Suffering seems to be a fact of life. How do we face it?
Clearly it is a stranger to none of us. Perhaps we’ve not experienced the corrosive pain of illness, persecution, starvation, or violence. We may not have lived with the deterioration and loss of a loved one. Few of us have seen the charred face of a burned child. But each of us has experienced our fair share of not getting what we want or having to deal with what we don’t want. In this, we all know suffering.
The way in which we deal with suffering has much to do with the way in which we are able to be of service to others.
Of course, not all helping revolves around suffering. Much of what we offer may be in the nature of simple support or guidance.

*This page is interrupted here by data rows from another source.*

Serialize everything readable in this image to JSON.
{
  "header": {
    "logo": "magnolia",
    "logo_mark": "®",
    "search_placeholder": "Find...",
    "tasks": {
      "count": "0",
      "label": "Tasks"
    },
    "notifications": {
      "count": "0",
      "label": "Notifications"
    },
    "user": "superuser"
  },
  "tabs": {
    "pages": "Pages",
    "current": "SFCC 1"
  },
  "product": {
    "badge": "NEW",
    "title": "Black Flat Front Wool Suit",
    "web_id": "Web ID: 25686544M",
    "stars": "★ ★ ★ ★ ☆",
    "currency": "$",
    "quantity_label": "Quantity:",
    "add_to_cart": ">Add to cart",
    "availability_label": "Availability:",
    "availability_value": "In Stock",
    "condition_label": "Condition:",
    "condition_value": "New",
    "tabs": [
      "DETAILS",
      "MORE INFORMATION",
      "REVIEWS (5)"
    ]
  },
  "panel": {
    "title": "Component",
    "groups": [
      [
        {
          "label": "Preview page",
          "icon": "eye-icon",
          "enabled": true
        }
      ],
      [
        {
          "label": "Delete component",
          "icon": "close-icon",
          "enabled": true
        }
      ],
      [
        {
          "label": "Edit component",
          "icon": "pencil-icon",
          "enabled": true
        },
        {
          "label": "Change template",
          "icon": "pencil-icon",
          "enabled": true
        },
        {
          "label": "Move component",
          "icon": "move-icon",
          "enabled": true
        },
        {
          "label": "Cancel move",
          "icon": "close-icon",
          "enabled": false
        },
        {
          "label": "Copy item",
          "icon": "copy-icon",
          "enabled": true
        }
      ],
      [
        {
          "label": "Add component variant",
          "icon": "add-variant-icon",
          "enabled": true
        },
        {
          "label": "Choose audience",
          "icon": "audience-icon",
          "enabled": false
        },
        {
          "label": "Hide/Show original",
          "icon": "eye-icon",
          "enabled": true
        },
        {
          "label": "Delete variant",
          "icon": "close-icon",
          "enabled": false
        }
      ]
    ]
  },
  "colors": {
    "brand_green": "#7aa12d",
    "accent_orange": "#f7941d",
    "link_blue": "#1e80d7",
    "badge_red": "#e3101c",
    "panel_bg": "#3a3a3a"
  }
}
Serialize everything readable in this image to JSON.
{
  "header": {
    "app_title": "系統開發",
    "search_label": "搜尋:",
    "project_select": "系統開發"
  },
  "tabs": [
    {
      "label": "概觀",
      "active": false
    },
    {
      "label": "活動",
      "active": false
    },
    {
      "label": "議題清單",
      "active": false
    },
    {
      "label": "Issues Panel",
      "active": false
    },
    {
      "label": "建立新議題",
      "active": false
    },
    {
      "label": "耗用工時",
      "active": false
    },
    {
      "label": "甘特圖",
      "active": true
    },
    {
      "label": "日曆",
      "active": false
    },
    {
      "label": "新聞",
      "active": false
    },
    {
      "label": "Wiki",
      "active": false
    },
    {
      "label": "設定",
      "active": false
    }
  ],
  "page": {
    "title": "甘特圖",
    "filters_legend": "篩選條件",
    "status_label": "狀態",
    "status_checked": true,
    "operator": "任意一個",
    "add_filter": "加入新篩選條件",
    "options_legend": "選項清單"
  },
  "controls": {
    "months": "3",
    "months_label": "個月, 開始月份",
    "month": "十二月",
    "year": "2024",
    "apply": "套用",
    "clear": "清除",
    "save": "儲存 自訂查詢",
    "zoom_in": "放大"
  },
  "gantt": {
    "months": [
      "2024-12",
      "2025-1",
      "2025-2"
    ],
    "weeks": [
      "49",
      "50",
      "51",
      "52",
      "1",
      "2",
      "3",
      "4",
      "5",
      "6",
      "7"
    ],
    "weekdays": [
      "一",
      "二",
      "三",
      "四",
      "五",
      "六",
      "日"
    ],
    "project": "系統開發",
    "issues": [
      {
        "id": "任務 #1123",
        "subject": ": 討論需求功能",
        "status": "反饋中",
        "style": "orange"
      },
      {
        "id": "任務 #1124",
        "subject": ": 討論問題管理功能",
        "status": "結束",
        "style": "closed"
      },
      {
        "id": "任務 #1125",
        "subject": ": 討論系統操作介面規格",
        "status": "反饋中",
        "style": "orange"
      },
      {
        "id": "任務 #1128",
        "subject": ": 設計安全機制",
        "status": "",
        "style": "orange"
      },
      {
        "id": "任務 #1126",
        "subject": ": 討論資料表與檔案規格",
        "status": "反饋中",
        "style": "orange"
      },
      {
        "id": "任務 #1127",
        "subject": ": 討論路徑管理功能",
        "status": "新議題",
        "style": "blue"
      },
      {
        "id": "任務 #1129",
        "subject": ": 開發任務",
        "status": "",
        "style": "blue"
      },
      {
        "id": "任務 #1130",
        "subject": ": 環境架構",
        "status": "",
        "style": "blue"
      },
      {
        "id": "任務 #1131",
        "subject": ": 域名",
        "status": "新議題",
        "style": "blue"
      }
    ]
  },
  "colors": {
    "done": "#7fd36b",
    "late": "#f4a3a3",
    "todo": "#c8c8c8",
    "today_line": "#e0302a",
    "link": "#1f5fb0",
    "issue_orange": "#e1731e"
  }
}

Moving a friend’s new furniture, teaching a child to read. But it is the affliction of others that most directly awakens in us the desire to be of care and comfort.
The impulse to do all we can to relieve another’s pain is the automatic response of our native compassion. But the experience of suffering — in ourselves and in others — triggers off complicated reactions. To investigate these is itself an act of compassion. An essential step toward becoming more effective instruments of mutual support and healing. How then do we respond to the pain we see all around us? And, once we have investigated this response, how do we respond to our own afflictions?
As Gandhi said, “Fearlessness is the first prerequisite of a spiritual life.” Fear means we’re either worried about something that’s already taken place, or anxious about things that haven’t even happened. Bringing ourselves into the present moment can help us to loosen fear’s stranglehold. . . .
In the process of learning to be mindful, and to age in a conscious way, fearlessness is an essential ingredient.
This fearlessness involves the willingness to tell the truth, to ourselves and others, to confront the contents of our minds. We must be willing to look at everything — our own suffering as well as the suffering around us — without averting our gaze, and allow it to be in the present moment. Rather than closing ourselves to fear, we learn to open to it, to sit with it, allowing it to arise and pass in its own time.
By simply looking, with no push or pull, mindfulness is strengthened. You will find that the moment you enter this witness state, the boundaries of the Ego are loosened and fear begins to change. You will discover that the fearful thought you are looking at is quite different from the fear you’ve run away from. The minute you look at it and embrace it, the power is yours. I’m not suggesting that once this has happened, the same fear will not arise again, but you’ll be seeing it from a different point of view. Rather than being some awful Goliath, your fears will become like little shmoos.